|US4539958 *||May 3, 1984||Sep 10, 1985||Toyota Jidosha Kabushiki Kaisha||Method of learn-controlling air-fuel ratio for internal combustion engine|
|US4542729 *||May 27, 1983||Sep 24, 1985||Honda Giken Kogyo Kabushiki Kaisha||Air/fuel ratio control method having fail-safe function for abnormalities in oxygen concentration detecting means for internal combustion engines|
|US4570599 *||Mar 25, 1985||Feb 18, 1986||Honda Giken Kogyo K.K.||Air-fuel ratio feedback control system for internal combustion engines, capable of achieving proper air-fuel ratios from the start of the engine|
|US4589390 *||May 1, 1985||May 20, 1986||Honda Giken Kogyo K.K.||Air-fuel ratio feedback control method for internal combustion engines|
|Citing Patent||Filing date||Publication date||Applicant||Title|
|US4748956 *||Jul 16, 1986||Jun 7, 1988||Mazda Motor Corporation||Fuel control apparatus for an engine|

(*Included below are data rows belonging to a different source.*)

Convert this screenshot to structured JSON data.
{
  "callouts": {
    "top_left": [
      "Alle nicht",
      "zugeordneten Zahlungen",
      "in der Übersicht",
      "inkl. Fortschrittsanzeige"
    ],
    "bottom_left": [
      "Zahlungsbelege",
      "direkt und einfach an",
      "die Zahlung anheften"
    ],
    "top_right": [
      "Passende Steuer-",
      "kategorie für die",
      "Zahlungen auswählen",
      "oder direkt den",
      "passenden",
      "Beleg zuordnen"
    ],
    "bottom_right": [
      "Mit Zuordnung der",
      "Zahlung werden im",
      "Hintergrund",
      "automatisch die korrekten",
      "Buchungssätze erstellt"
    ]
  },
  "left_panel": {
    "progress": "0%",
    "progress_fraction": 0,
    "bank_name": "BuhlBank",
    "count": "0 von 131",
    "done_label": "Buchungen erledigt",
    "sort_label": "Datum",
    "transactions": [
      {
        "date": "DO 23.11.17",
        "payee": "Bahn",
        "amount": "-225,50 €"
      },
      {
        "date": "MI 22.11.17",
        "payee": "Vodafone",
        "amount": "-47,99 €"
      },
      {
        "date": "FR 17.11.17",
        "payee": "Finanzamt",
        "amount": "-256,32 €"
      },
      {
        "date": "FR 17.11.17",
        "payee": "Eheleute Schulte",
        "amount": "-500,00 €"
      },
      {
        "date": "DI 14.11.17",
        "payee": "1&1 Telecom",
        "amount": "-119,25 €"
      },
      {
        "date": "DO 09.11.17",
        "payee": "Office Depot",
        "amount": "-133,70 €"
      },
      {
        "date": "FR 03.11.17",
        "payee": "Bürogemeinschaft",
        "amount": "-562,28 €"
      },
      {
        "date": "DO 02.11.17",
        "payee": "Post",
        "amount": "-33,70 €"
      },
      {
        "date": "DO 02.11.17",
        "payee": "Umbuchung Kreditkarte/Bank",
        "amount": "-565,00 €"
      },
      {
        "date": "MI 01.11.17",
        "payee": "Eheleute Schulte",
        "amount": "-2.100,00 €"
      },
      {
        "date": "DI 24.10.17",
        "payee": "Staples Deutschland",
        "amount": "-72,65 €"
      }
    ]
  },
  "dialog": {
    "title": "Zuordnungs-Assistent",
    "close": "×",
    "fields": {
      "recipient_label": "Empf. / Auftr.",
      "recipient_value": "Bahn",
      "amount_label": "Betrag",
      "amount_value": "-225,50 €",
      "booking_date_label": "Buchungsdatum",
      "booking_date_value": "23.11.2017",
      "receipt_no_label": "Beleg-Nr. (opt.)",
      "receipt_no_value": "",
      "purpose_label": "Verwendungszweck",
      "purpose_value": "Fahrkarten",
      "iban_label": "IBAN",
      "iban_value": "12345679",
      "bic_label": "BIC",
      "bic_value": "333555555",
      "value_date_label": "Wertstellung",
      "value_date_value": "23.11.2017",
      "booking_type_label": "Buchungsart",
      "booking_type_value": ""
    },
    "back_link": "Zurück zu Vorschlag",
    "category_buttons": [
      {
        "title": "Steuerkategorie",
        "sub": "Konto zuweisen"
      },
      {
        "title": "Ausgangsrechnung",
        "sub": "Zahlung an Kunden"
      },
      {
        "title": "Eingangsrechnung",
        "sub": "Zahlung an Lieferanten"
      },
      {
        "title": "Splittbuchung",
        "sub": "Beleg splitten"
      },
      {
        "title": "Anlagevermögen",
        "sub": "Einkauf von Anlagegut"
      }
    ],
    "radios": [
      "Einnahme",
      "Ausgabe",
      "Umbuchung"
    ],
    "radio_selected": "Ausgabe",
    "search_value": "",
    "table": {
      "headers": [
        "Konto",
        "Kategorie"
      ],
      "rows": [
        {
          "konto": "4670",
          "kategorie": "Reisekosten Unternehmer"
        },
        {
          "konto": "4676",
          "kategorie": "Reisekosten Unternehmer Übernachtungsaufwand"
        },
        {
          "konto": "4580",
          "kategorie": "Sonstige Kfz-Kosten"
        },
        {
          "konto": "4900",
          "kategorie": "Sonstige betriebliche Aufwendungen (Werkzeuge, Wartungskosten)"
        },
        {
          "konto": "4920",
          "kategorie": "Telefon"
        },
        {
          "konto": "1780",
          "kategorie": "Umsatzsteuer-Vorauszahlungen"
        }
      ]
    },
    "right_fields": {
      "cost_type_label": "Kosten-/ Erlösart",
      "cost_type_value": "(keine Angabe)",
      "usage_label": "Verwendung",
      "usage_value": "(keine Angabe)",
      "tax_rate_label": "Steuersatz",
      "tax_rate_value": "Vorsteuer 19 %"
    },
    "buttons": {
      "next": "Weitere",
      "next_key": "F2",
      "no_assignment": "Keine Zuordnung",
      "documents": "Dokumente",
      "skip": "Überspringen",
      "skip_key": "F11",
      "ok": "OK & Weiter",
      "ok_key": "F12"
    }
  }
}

|US4823270 *||Nov 6, 1986||Apr 18, 1989||Toyota Jidosha Kabushiki Kaisha||Method and apparatus for controlling air-fuel ratio in internal combustion engine|
|US4901240 *||Jan 21, 1987||Feb 13, 1990||Robert Bosch Gmbh||Method and apparatus for controlling the operating characteristic quantities of an internal combustion engine|
|US5070847 *||Feb 1, 1991||Dec 10, 1991||Honda Giken Kogyo Kabushiki Kaisha||Method of detecting abnormality in fuel supply systems of internal combustion engines|
|US5768887 *||Apr 24, 1996||Jun 23, 1998||Toyota Jidosha Kabushiki Kaisha||Direct injection type compression ignition engine and method of use|
|US5826427 *||Sep 18, 1996||Oct 27, 1998||Toyota Jidosha Kabushiki Kaisha||Compression ignition type engine|
|US6520167 *||Jul 31, 2000||Feb 18, 2003||Sanshin Kogyo Kabushiki Kaisha||Engine for a marine vehicle|
|US20140288805 *||Mar 14, 2014||Sep 25, 2014||Yamaha Hatsudoki Kabushiki Kaisha||Fuel injection controller|
|CN104005869A *||Jun 13, 2014||Aug 27, 2014||天津大学||Oil sprayer opening time and oil spraying pulse width correcting method and system|
|International Classification||F02D41/14, F02B1/04, F02D45/00, F02D41/00|
|Cooperative Classification||F02D41/2454, F02B1/04|
|May 16, 1986||AS||Assignment|
Owner name: TOYOTA JIDOSHA KABUSHIKI KAISHA, 1 TOYOTA-CHO, TOY
Free format text: ASSIGNMENT OF ASSIGNORS INTEREST.;ASSIGNORS:TAKEDA, YUJI;SUEMATSU, TOSHIO;HARADA, OSAMU;AND OTHERS;REEL/FRAME:004652/0489
Effective date: 19860228
Owner name: TOYOTA JIDOSHA KABUSHIKI KAISHA, JAPAN
Free format text: ASSIGNMENT OF ASSIGNORS INTEREST;ASSIGNORS:TAKEDA, YUJI;SUEMATSU, TOSHIO;HARADA, OSAMU;AND OTHERS;REEL/FRAME:004652/0489
Effective date: 19860228
|Oct 22, 1990||FPAY||Fee payment|
Year of fee payment: 4
|Sep 26, 1994||FPAY||Fee payment|
Year of fee payment: 8
|Nov 2, 1998||FPAY||Fee payment|
Year of fee payment: 12